Thompson wasn’t the only Black player on the Browns in 1947, and that led to some history, too. Three days after Thompson was called up, St. Louis brought up infielder Willard Brown, and when both players took the field on July 20, it was the first time two Black players were in the same Major League lineup. A few weeks later, in a doubleheader against the Indians on Aug. 9, Thompson and Doby became the first Black players to oppose each other in a game.
But Thompson didn’t make much of an impact on the Browns, and neither did Brown, as both played sparingly on a team that lost 95 games. In his only season with St. Louis, Thompson played 27 games and hit .256 with five RBIs, stuck behind John Berardino on the depth chart at second base. Berardino later would become an actor, taking the role of Dr. Steve Hardy on “General Hospital,” a run that lasted 33 years.
If Thompson and Brown had been given more of a chance to contribute, the Browns likely would have had to pay more money to the Kansas City Monarchs, who owned the players’ rights, according to Kendrick. That may have been a factor in their limited opportunities. St. Louis released both players before the next season started.

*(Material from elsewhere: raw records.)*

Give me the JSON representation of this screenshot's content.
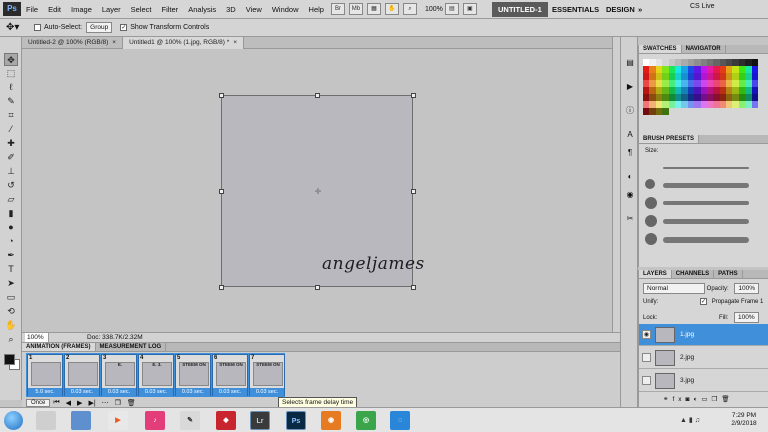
{
  "menubar": {
    "logo": "Ps",
    "items": [
      "File",
      "Edit",
      "Image",
      "Layer",
      "Select",
      "Filter",
      "Analysis",
      "3D",
      "View",
      "Window",
      "Help"
    ],
    "zoom": "100%",
    "workspaces": [
      "UNTITLED-1",
      "ESSENTIALS",
      "DESIGN"
    ],
    "active_workspace": "UNTITLED-1",
    "more": "»",
    "cs_live": "CS Live"
  },
  "options": {
    "auto_select_label": "Auto-Select:",
    "auto_select_value": "Group",
    "show_transform_label": "Show Transform Controls"
  },
  "documents": {
    "tabs": [
      {
        "label": "Untitled-2 @ 100% (RGB/8)"
      },
      {
        "label": "Untitled1 @ 100% (1.jpg, RGB/8) *"
      }
    ],
    "canvas_text": "angeljames"
  },
  "status": {
    "zoom": "100%",
    "doc_info": "Doc: 338.7K/2.32M"
  },
  "animation": {
    "tabs": [
      "ANIMATION (FRAMES)",
      "MEASUREMENT LOG"
    ],
    "frames": [
      {
        "num": "1",
        "delay": "5.0 sec.",
        "text": ""
      },
      {
        "num": "2",
        "delay": "0.03 sec.",
        "text": ""
      },
      {
        "num": "3",
        "delay": "0.03 sec.",
        "text": "E."
      },
      {
        "num": "4",
        "delay": "0.03 sec.",
        "text": "E. 3."
      },
      {
        "num": "5",
        "delay": "0.03 sec.",
        "text": "STEEM ON"
      },
      {
        "num": "6",
        "delay": "0.03 sec.",
        "text": "STEEM ON"
      },
      {
        "num": "7",
        "delay": "0.03 sec.",
        "text": "STEEM ON"
      }
    ],
    "loop": "Once",
    "tooltip": "Selects frame delay time"
  },
  "panels": {
    "swatches_tabs": [
      "SWATCHES",
      "NAVIGATOR"
    ],
    "brush_tab": "BRUSH PRESETS",
    "brush_size_label": "Size:",
    "layers_tabs": [
      "LAYERS",
      "CHANNELS",
      "PATHS"
    ],
    "blend_mode": "Normal",
    "opacity_label": "Opacity:",
    "opacity_value": "100%",
    "unify_label": "Unify:",
    "propagate_label": "Propagate Frame 1",
    "lock_label": "Lock:",
    "fill_label": "Fill:",
    "fill_value": "100%",
    "layers": [
      {
        "name": "1.jpg",
        "selected": true
      },
      {
        "name": "2.jpg",
        "selected": false
      },
      {
        "name": "3.jpg",
        "selected": false
      }
    ]
  },
  "taskbar": {
    "time": "7:29 PM",
    "date": "2/9/2018",
    "apps": [
      "lr-icon",
      "ps-icon"
    ],
    "lr_label": "Lr",
    "ps_label": "Ps"
  },
  "colors": {
    "accent": "#3f8fdb",
    "canvas": "#b9b8bf"
  }
}
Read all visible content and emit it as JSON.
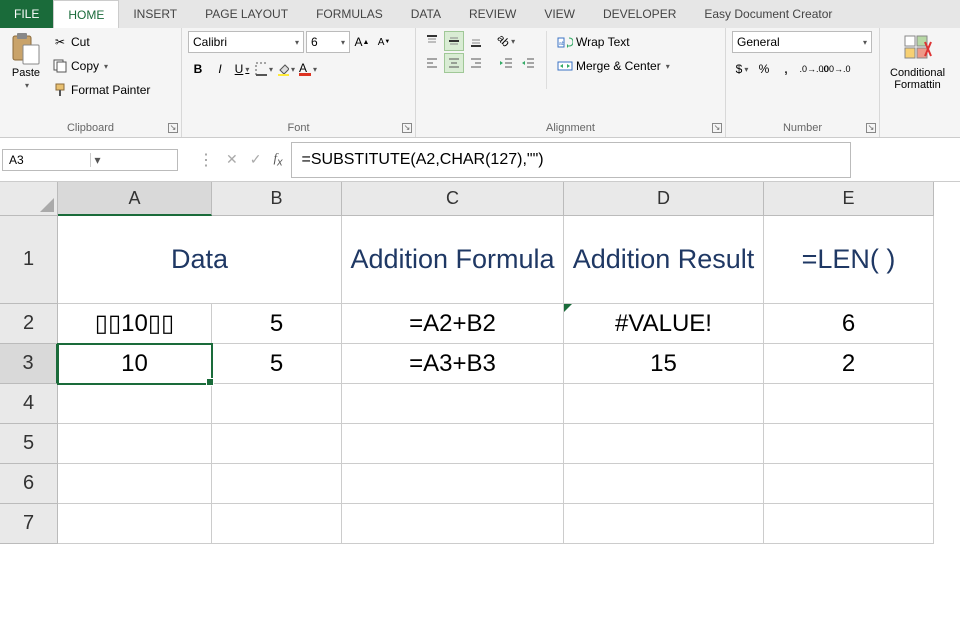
{
  "tabs": {
    "file": "FILE",
    "home": "HOME",
    "insert": "INSERT",
    "page_layout": "PAGE LAYOUT",
    "formulas": "FORMULAS",
    "data": "DATA",
    "review": "REVIEW",
    "view": "VIEW",
    "developer": "DEVELOPER",
    "easy_doc": "Easy Document Creator"
  },
  "ribbon": {
    "clipboard": {
      "label": "Clipboard",
      "paste": "Paste",
      "cut": "Cut",
      "copy": "Copy",
      "format_painter": "Format Painter"
    },
    "font": {
      "label": "Font",
      "name": "Calibri",
      "size": "6"
    },
    "alignment": {
      "label": "Alignment",
      "wrap": "Wrap Text",
      "merge": "Merge & Center"
    },
    "number": {
      "label": "Number",
      "format": "General"
    },
    "styles": {
      "cond_fmt": "Conditional\nFormatting"
    }
  },
  "formula_bar": {
    "name_box": "A3",
    "formula": "=SUBSTITUTE(A2,CHAR(127),\"\")"
  },
  "grid": {
    "columns": [
      "A",
      "B",
      "C",
      "D",
      "E"
    ],
    "rows": [
      "1",
      "2",
      "3",
      "4",
      "5",
      "6",
      "7"
    ],
    "headers": {
      "ab": "Data",
      "c": "Addition Formula",
      "d": "Addition Result",
      "e": "=LEN( )"
    },
    "r2": {
      "a": "▯▯10▯▯",
      "b": "5",
      "c": "=A2+B2",
      "d": "#VALUE!",
      "e": "6"
    },
    "r3": {
      "a": "10",
      "b": "5",
      "c": "=A3+B3",
      "d": "15",
      "e": "2"
    }
  },
  "chart_data": {
    "type": "table",
    "columns": [
      "Data(A)",
      "Data(B)",
      "Addition Formula",
      "Addition Result",
      "=LEN()"
    ],
    "rows": [
      [
        "▯▯10▯▯",
        5,
        "=A2+B2",
        "#VALUE!",
        6
      ],
      [
        10,
        5,
        "=A3+B3",
        15,
        2
      ]
    ]
  }
}
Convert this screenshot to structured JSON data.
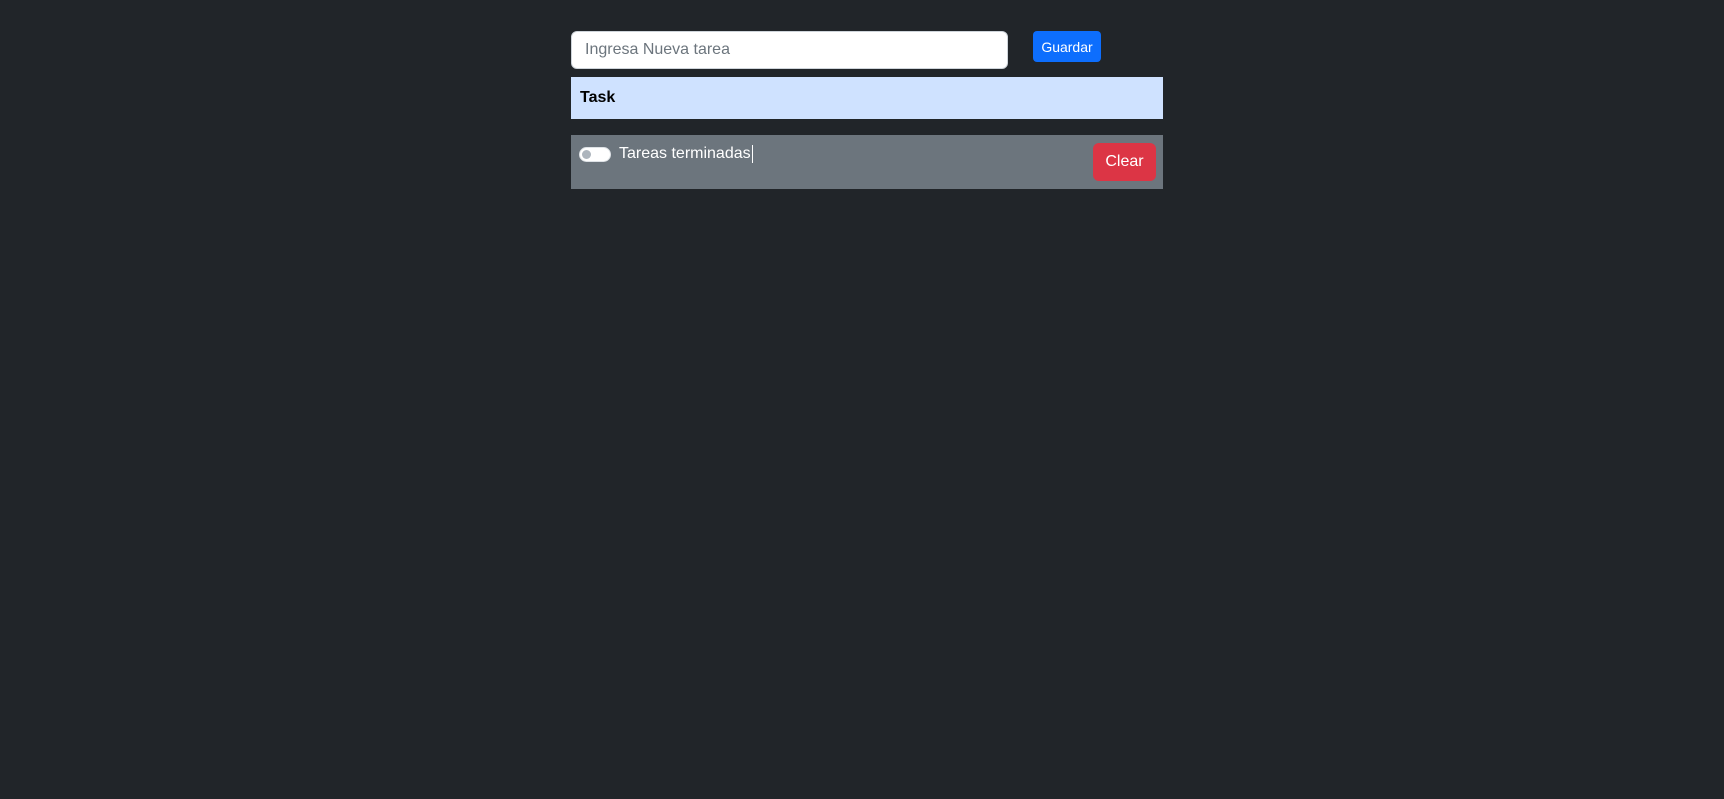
{
  "form": {
    "input_value": "",
    "input_placeholder": "Ingresa Nueva tarea",
    "save_label": "Guardar"
  },
  "list": {
    "header": "Task"
  },
  "footer": {
    "toggle_on": false,
    "toggle_label": "Tareas terminadas",
    "clear_label": "Clear"
  },
  "colors": {
    "background": "#212529",
    "primary": "#0d6efd",
    "danger": "#dc3545",
    "header_bg": "#cfe2ff",
    "footer_bg": "#6c757d"
  }
}
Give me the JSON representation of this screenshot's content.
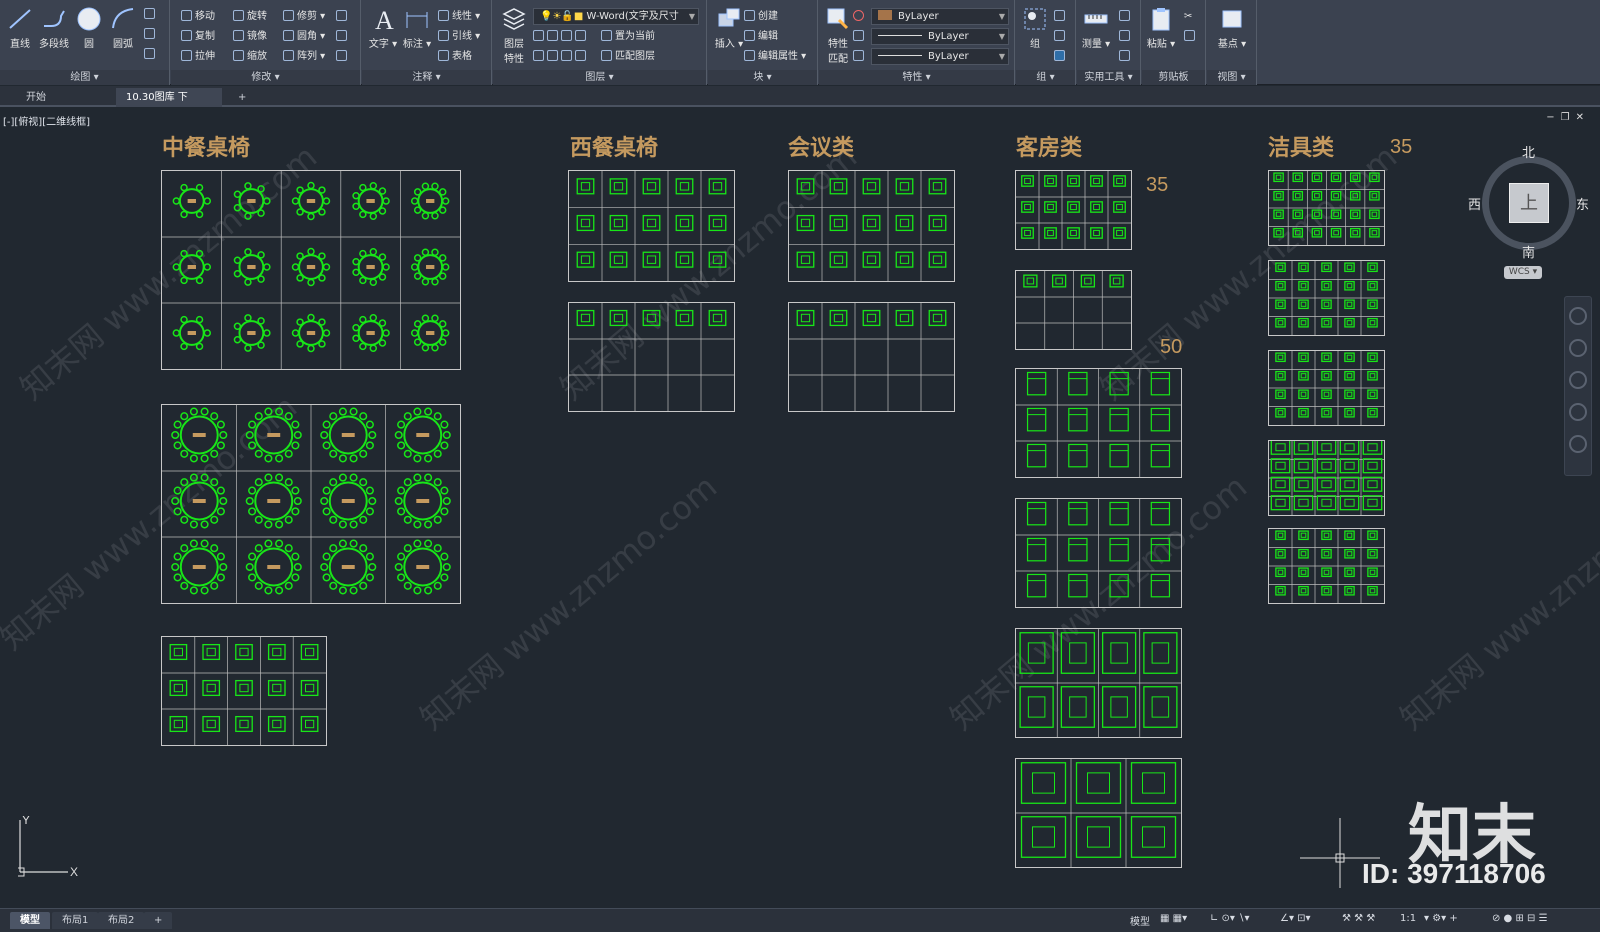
{
  "ribbon": {
    "panels": {
      "draw": "绘图",
      "modify": "修改",
      "annotate": "注释",
      "layers": "图层",
      "block": "块",
      "properties": "特性",
      "groups": "组",
      "utilities": "实用工具",
      "clipboard": "剪贴板",
      "view": "视图"
    },
    "draw_tools": [
      "直线",
      "多段线",
      "圆",
      "圆弧"
    ],
    "modify_tools": [
      "移动",
      "旋转",
      "修剪",
      "复制",
      "镜像",
      "圆角",
      "拉伸",
      "缩放",
      "阵列"
    ],
    "annotate_tools": {
      "text": "文字",
      "dimension": "标注",
      "linear": "线性",
      "leader": "引线",
      "table": "表格"
    },
    "layer_tools": {
      "props": "图层\n特性",
      "current_layer": "W-Word(文字及尺寸",
      "set_current": "置为当前",
      "match": "匹配图层"
    },
    "block_tools": {
      "insert": "插入",
      "create": "创建",
      "edit": "编辑",
      "edit_attr": "编辑属性"
    },
    "property_tools": {
      "match": "特性\n匹配",
      "color": "ByLayer",
      "linetype": "ByLayer",
      "lineweight": "ByLayer"
    },
    "group_tool": "组",
    "measure_tool": "测量",
    "paste_tool": "粘贴",
    "base_tool": "基点"
  },
  "file_tabs": [
    {
      "label": "开始",
      "active": false
    },
    {
      "label": "10.30图库 下*",
      "active": true
    }
  ],
  "canvas": {
    "view_label": "[-][俯视][二维线框]",
    "categories": {
      "chinese_dining": "中餐桌椅",
      "western_dining": "西餐桌椅",
      "meeting": "会议类",
      "guest_room": "客房类",
      "sanitary": "洁具类"
    },
    "numbers": {
      "guest_room_count": "35",
      "guest_room_count_2": "50",
      "sanitary_count": "35"
    },
    "viewcube": {
      "north": "北",
      "south": "南",
      "west": "西",
      "east": "东",
      "face": "上",
      "wcs": "WCS"
    },
    "ucs": {
      "x": "X",
      "y": "Y"
    },
    "watermark_text": "知末网 www.znzmo.com",
    "brand": "知末",
    "id_label": "ID: 397118706"
  },
  "layout_tabs": [
    "模型",
    "布局1",
    "布局2"
  ],
  "status": {
    "model": "模型",
    "scale": "1:1"
  },
  "colors": {
    "accent_title": "#c59a5f",
    "cad_green": "#18e618",
    "background": "#212830",
    "ribbon": "#3b4250"
  }
}
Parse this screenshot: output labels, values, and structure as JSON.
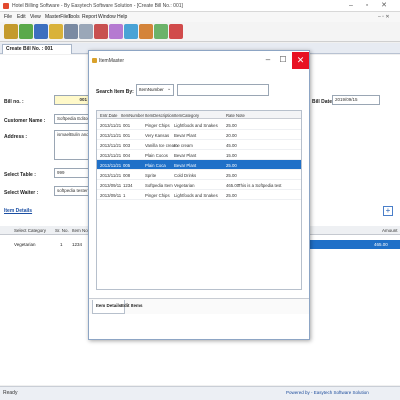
{
  "window": {
    "title": "Hotel Billing Software - By Easytech Software Solution - [Create Bill No.: 001]",
    "buttons": [
      "–",
      "▫",
      "✕"
    ]
  },
  "menu": [
    "File",
    "Edit",
    "View",
    "MasterFiles",
    "Tools",
    "Report",
    "Window",
    "Help"
  ],
  "document_tab": "Create Bill No. : 001",
  "form": {
    "bill_no_label": "Bill no. :",
    "bill_no_value": "001",
    "customer_name_label": "Customer Name :",
    "customer_name_value": "Softpedia Editor",
    "address_label": "Address :",
    "address_value": "ismaelBulin and no. 3b",
    "bill_date_label": "Bill Date :",
    "bill_date_value": "2019/09/15",
    "select_table_label": "Select Table :",
    "select_table_value": "999",
    "select_waiter_label": "Select Waiter :",
    "select_waiter_value": "softpedia tester",
    "item_details_label": "Item Details",
    "add_button": "+"
  },
  "bill_grid": {
    "headers": [
      "Select Category",
      "Sr. No.",
      "Item No",
      "Amount"
    ],
    "row": {
      "category": "Vegetarian",
      "sr_no": "1",
      "item_no": "1234",
      "amount": "465.00"
    }
  },
  "status": {
    "left": "Ready",
    "right": "Powered by - Easytech Software Solution"
  },
  "dialog": {
    "title": "ItemMaster",
    "search_by_label": "Search Item By:",
    "search_by_value": "ItemNumber",
    "search_value": "",
    "grid_headers": [
      "Entr.Date",
      "ItemNumber",
      "ItemDescription",
      "ItemCategory",
      "Rate",
      "Note"
    ],
    "rows": [
      {
        "date": "2013/11/21",
        "num": "001",
        "desc": "Pinger Chips",
        "cat": "Lightfoods and Snakes",
        "rate": "25.00",
        "note": "",
        "selected": false
      },
      {
        "date": "2013/11/21",
        "num": "001",
        "desc": "Very Kansas",
        "cat": "Bevar Plant",
        "rate": "20.00",
        "note": "",
        "selected": false
      },
      {
        "date": "2013/11/21",
        "num": "003",
        "desc": "Vanilla Ice cream",
        "cat": "Ice cream",
        "rate": "45.00",
        "note": "",
        "selected": false
      },
      {
        "date": "2013/11/21",
        "num": "004",
        "desc": "Plain Cocos",
        "cat": "Bevar Plant",
        "rate": "15.00",
        "note": "",
        "selected": false
      },
      {
        "date": "2013/11/21",
        "num": "005",
        "desc": "Plain Coca",
        "cat": "Bevar Plant",
        "rate": "25.00",
        "note": "",
        "selected": true
      },
      {
        "date": "2013/11/21",
        "num": "008",
        "desc": "Sprite",
        "cat": "Cold Drinks",
        "rate": "25.00",
        "note": "",
        "selected": false
      },
      {
        "date": "2013/09/11",
        "num": "1234",
        "desc": "Softpedia Item",
        "cat": "Vegetarian",
        "rate": "465.00",
        "note": "This is a Softpedia test",
        "selected": false
      },
      {
        "date": "2013/09/11",
        "num": "1",
        "desc": "Pinger Chips",
        "cat": "Lightfoods and Snakes",
        "rate": "25.00",
        "note": "",
        "selected": false
      }
    ],
    "tabs": [
      "Item Details",
      "Edit Items"
    ],
    "controls": {
      "minimize": "–",
      "maximize": "☐",
      "close": "✕"
    }
  },
  "colors": {
    "selection": "#1f70c8",
    "close_red": "#e81123",
    "link_blue": "#1c4fa3"
  },
  "icons": [
    "app-icon",
    "toolbar-icons",
    "dialog-icon"
  ]
}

“I really do think the St. Louis Browns thought that Hank Thompson and Willard Brown would do for them like Jackie had done for the Dodgers,” Kendrick said. “Quite frankly, no one really cared about the St. Louis Browns. If you are a St. Louis baseball fan, chances are you were a Cardinals fan.”
Thompson wasn’t unemployed long. He went back to the Monarchs for the 1948 season until the New York Giants signed him to a professional contract the following year. Before he knew it, Thompson was making history again. Three months after the regular season began, Thompson was recalled from Triple-A Jersey City and became the first Black player on the Giants.
Given an opportunity to perform with New York, Thompson delivered. He spent nine years in the Giants organization, hit .267 and averaged 16 home runs and 60 RBIs in 906 games. He played mostly third base but also appeared in the outfield on occasion. In fact, it was as an outfielder that he once again found himself in the history books.
In the 1951 World Series, Thompson joined Willie Mays and Monte Irvin to form the first all-Black outfield in a Major League game after Don Mueller sprained his ankle in the three-game tiebreaker series against the Dodgers.
Thompson returned to third, and three years later, he helped the Giants sweep the Indians in the 1954 World Series. Thompson rose to the occasion, going 4-for-11 (.364 average) with two RBIs, along with playing sparkling defense at the hot corner.
Thompson’s big league career came to an end after the 1956 season, when the Giants demoted him to Triple-A Minneapolis. It was a career that, ultimately, was less than it could have been, as Thompson battled alcoholism for much of his life.
“If not for the sum of his personal demons, he could have had a Hall of Fame-caliber career,” Kendrick said.
Those demons afflicted Thompson in the years after his baseball career was over. He was divorced, then convicted of armed robbery, resulting in a 10-year sentence. He was paroled in 1967 after spending three years in a Texas prison. He died of a seizure on Sept. 30, 1969, 13 years to the day after his final game as a Major Leaguer. He was 43 years old.